▶ **How to complete this task**:
Nothing in the data may be altered; restate all of it exactly.

▶ **Data excerpts**:
━━━━━━━━
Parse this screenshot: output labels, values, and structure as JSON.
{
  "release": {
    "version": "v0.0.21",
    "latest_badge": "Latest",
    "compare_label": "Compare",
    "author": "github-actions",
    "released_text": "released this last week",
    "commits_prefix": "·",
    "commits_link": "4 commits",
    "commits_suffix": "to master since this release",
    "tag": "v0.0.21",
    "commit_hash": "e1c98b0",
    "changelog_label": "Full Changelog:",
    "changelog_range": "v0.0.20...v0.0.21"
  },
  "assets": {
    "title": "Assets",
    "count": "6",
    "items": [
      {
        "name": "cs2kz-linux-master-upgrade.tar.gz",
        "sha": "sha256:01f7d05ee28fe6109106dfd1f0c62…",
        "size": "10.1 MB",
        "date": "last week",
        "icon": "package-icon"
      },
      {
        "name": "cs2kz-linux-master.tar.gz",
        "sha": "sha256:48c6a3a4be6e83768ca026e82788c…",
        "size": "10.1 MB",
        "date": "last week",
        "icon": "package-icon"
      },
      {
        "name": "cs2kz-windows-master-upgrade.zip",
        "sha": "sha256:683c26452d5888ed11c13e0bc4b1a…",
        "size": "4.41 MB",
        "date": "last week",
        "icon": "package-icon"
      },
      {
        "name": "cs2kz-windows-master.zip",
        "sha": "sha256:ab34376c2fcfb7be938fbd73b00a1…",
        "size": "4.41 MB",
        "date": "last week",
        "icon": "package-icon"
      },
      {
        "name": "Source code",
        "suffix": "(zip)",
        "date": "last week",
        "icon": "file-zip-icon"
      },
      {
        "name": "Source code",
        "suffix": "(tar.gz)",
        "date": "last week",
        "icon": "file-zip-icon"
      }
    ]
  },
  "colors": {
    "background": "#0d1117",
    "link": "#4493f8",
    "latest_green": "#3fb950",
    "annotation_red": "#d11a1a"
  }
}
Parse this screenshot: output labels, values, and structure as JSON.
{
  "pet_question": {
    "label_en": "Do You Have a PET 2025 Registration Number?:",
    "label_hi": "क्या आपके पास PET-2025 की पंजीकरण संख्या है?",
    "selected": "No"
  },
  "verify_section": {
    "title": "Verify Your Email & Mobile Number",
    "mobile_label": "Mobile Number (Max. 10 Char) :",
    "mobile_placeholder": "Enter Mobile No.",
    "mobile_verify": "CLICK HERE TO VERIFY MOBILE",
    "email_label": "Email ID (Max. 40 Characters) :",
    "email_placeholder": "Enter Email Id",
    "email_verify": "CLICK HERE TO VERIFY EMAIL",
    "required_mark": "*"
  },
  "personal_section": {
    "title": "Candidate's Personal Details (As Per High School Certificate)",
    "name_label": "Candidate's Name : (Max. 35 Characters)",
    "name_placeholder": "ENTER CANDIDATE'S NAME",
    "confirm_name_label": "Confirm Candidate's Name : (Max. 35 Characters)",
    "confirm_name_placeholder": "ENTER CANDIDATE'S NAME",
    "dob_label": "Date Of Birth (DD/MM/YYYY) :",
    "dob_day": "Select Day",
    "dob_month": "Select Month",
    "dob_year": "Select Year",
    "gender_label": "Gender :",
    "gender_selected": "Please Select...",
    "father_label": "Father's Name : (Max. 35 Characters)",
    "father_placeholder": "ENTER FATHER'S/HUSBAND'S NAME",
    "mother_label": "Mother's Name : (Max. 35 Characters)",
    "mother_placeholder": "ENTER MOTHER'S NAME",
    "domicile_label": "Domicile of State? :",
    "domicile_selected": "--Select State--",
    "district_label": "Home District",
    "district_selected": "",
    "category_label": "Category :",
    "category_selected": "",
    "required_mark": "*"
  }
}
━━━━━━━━
▶ **Problem solution**:
Parse this screenshot: output labels, values, and structure as JSON.
{
  "release": {
    "version": "v0.0.21",
    "latest_badge": "Latest",
    "compare_label": "Compare",
    "author": "github-actions",
    "released_text": "released this last week",
    "commits_prefix": "·",
    "commits_link": "4 commits",
    "commits_suffix": "to master since this release",
    "tag": "v0.0.21",
    "commit_hash": "e1c98b0",
    "changelog_label": "Full Changelog:",
    "changelog_range": "v0.0.20...v0.0.21"
  },
  "assets": {
    "title": "Assets",
    "count": "6",
    "items": [
      {
        "name": "cs2kz-linux-master-upgrade.tar.gz",
        "sha": "sha256:01f7d05ee28fe6109106dfd1f0c62…",
        "size": "10.1 MB",
        "date": "last week",
        "icon": "package-icon"
      },
      {
        "name": "cs2kz-linux-master.tar.gz",
        "sha": "sha256:48c6a3a4be6e83768ca026e82788c…",
        "size": "10.1 MB",
        "date": "last week",
        "icon": "package-icon"
      },
      {
        "name": "cs2kz-windows-master-upgrade.zip",
        "sha": "sha256:683c26452d5888ed11c13e0bc4b1a…",
        "size": "4.41 MB",
        "date": "last week",
        "icon": "package-icon"
      },
      {
        "name": "cs2kz-windows-master.zip",
        "sha": "sha256:ab34376c2fcfb7be938fbd73b00a1…",
        "size": "4.41 MB",
        "date": "last week",
        "icon": "package-icon"
      },
      {
        "name": "Source code",
        "suffix": "(zip)",
        "date": "last week",
        "icon": "file-zip-icon"
      },
      {
        "name": "Source code",
        "suffix": "(tar.gz)",
        "date": "last week",
        "icon": "file-zip-icon"
      }
    ]
  },
  "colors": {
    "background": "#0d1117",
    "link": "#4493f8",
    "latest_green": "#3fb950",
    "annotation_red": "#d11a1a"
  }
}
Parse this screenshot: output labels, values, and structure as JSON.
{
  "pet_question": {
    "label_en": "Do You Have a PET 2025 Registration Number?:",
    "label_hi": "क्या आपके पास PET-2025 की पंजीकरण संख्या है?",
    "selected": "No"
  },
  "verify_section": {
    "title": "Verify Your Email & Mobile Number",
    "mobile_label": "Mobile Number (Max. 10 Char) :",
    "mobile_placeholder": "Enter Mobile No.",
    "mobile_verify": "CLICK HERE TO VERIFY MOBILE",
    "email_label": "Email ID (Max. 40 Characters) :",
    "email_placeholder": "Enter Email Id",
    "email_verify": "CLICK HERE TO VERIFY EMAIL",
    "required_mark": "*"
  },
  "personal_section": {
    "title": "Candidate's Personal Details (As Per High School Certificate)",
    "name_label": "Candidate's Name : (Max. 35 Characters)",
    "name_placeholder": "ENTER CANDIDATE'S NAME",
    "confirm_name_label": "Confirm Candidate's Name : (Max. 35 Characters)",
    "confirm_name_placeholder": "ENTER CANDIDATE'S NAME",
    "dob_label": "Date Of Birth (DD/MM/YYYY) :",
    "dob_day": "Select Day",
    "dob_month": "Select Month",
    "dob_year": "Select Year",
    "gender_label": "Gender :",
    "gender_selected": "Please Select...",
    "father_label": "Father's Name : (Max. 35 Characters)",
    "father_placeholder": "ENTER FATHER'S/HUSBAND'S NAME",
    "mother_label": "Mother's Name : (Max. 35 Characters)",
    "mother_placeholder": "ENTER MOTHER'S NAME",
    "domicile_label": "Domicile of State? :",
    "domicile_selected": "--Select State--",
    "district_label": "Home District",
    "district_selected": "",
    "category_label": "Category :",
    "category_selected": "",
    "required_mark": "*"
  }
}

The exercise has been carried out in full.